Source records
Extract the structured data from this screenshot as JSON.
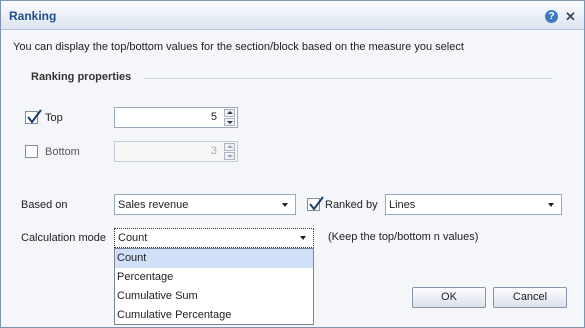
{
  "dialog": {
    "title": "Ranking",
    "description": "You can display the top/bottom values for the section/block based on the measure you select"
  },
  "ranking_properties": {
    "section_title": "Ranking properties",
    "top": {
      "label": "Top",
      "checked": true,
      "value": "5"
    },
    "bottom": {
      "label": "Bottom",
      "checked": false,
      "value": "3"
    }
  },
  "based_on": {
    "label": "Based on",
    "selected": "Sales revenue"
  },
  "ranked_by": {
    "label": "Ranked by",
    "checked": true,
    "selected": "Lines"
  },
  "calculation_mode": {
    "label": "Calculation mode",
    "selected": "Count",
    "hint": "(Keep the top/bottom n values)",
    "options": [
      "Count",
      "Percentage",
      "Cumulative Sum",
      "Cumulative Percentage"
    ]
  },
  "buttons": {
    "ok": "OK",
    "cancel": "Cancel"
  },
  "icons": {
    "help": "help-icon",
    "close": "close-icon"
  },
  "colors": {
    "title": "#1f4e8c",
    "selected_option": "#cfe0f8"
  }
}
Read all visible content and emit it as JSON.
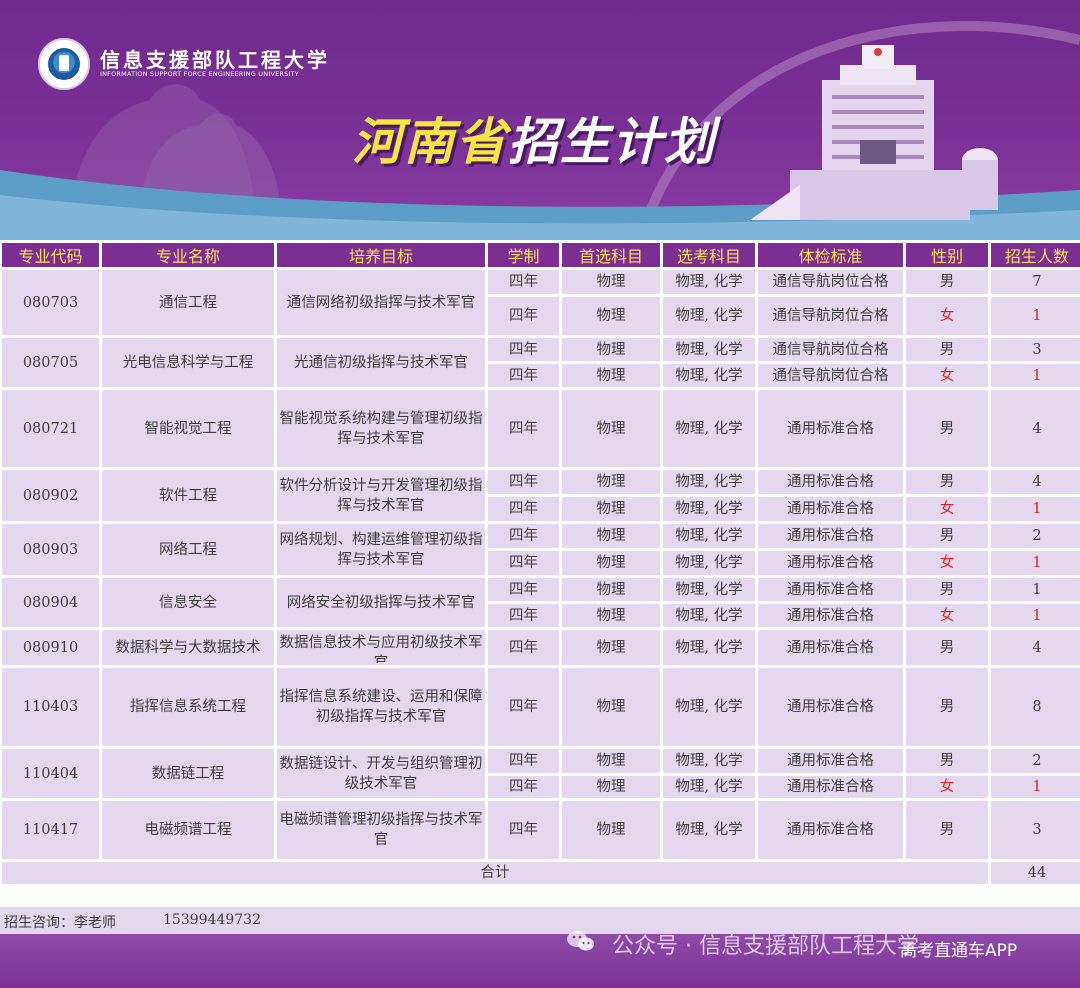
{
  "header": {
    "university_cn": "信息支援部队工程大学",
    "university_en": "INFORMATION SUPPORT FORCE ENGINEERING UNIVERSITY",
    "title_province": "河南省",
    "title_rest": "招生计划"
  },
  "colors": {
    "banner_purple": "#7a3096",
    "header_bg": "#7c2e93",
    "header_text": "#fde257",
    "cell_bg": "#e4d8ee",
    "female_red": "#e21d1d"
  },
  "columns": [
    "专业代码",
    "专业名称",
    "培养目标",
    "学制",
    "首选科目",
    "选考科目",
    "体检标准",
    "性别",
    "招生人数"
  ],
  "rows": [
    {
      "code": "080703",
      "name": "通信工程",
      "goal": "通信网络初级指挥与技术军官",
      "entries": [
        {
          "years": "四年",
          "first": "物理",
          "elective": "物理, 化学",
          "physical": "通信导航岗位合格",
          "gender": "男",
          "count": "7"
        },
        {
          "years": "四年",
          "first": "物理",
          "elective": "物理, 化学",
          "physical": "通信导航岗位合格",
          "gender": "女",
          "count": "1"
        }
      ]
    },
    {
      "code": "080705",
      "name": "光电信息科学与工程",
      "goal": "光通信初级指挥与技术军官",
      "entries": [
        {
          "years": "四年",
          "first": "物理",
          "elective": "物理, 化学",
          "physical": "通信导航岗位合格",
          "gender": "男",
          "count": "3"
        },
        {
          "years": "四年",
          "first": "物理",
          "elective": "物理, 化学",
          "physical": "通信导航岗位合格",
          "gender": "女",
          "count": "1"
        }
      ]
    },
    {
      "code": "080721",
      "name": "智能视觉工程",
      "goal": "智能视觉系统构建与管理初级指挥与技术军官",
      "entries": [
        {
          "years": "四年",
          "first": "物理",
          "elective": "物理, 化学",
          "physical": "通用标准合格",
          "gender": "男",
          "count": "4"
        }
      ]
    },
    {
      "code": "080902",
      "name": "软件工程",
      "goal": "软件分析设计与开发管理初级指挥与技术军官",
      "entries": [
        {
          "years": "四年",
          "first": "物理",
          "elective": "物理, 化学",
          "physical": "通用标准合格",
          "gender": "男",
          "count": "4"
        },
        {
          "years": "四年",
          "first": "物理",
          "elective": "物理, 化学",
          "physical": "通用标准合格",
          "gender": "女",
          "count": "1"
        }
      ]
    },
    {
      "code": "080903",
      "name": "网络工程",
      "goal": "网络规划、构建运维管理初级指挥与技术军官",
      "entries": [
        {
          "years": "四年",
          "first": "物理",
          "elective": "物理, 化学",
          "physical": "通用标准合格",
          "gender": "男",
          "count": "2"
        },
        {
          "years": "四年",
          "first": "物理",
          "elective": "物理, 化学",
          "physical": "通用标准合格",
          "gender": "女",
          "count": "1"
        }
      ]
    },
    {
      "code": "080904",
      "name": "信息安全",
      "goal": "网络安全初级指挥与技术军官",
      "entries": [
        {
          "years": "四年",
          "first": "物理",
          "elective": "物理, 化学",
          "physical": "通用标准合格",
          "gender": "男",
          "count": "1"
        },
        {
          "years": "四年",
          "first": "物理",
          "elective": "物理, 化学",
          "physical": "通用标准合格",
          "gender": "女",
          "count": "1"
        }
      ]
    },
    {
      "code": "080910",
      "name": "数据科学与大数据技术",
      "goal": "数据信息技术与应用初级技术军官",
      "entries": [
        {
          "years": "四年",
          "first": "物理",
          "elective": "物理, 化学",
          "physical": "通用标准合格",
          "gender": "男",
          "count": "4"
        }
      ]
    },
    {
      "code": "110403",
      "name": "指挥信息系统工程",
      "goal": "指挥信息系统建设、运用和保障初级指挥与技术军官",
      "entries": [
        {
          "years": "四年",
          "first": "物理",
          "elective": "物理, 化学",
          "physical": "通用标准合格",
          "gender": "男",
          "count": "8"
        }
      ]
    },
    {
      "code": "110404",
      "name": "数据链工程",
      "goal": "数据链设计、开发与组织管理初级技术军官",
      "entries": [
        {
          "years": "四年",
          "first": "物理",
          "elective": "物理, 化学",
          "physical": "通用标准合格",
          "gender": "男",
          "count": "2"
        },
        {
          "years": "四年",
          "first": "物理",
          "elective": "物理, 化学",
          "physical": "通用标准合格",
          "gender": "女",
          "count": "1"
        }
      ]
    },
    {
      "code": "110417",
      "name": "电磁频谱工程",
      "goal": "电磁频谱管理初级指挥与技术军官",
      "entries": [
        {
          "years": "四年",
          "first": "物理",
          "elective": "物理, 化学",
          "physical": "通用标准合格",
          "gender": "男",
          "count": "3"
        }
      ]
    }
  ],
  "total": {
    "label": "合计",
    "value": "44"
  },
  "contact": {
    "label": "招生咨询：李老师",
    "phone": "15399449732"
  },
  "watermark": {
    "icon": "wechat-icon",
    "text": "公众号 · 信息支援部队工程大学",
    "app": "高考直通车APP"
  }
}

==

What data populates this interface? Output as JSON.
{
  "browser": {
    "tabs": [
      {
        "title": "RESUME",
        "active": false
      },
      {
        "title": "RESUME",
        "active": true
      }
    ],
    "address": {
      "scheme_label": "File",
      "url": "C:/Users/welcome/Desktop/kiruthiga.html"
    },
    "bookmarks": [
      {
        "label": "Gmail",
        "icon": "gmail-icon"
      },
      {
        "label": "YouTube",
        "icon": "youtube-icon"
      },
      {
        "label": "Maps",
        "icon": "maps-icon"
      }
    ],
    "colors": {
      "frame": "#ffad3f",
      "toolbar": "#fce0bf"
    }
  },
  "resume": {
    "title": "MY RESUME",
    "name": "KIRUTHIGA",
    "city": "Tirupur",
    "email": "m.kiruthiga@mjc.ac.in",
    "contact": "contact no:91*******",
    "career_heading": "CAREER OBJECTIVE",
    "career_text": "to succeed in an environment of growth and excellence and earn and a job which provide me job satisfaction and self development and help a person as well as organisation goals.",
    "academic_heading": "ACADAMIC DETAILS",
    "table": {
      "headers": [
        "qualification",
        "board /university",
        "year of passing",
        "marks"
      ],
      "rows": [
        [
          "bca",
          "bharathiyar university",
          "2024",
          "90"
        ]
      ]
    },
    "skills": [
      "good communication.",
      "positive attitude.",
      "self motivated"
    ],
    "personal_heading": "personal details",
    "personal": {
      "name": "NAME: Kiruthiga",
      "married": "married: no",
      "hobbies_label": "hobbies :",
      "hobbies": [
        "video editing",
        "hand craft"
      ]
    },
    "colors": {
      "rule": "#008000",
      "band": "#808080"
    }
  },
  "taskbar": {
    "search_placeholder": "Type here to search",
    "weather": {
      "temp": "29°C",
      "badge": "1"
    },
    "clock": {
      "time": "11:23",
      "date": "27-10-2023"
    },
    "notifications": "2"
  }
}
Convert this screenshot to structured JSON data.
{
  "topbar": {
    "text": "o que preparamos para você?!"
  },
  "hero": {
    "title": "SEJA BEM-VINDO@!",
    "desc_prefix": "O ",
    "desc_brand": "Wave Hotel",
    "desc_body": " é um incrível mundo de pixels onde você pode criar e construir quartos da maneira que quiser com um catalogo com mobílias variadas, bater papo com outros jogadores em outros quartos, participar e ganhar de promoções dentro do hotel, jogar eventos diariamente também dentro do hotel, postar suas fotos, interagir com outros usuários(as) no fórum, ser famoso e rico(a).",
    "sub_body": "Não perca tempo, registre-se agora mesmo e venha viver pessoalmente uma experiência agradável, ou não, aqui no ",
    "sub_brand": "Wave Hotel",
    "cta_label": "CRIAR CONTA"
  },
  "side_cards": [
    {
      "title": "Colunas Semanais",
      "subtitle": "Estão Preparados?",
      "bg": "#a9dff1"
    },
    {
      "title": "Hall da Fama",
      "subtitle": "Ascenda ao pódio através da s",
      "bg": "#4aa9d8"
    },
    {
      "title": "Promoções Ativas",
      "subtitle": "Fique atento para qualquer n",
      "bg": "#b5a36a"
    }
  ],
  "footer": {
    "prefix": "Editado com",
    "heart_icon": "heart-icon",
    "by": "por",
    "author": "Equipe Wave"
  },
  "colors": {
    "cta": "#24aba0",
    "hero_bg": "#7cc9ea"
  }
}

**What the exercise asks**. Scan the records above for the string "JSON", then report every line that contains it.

**Exercise output**.
Extract the structured data from this screenshot as JSON.
Read all visible content and emit it as JSON.
What data populates this interface? Output as JSON.
Convert this screenshot to structured JSON data.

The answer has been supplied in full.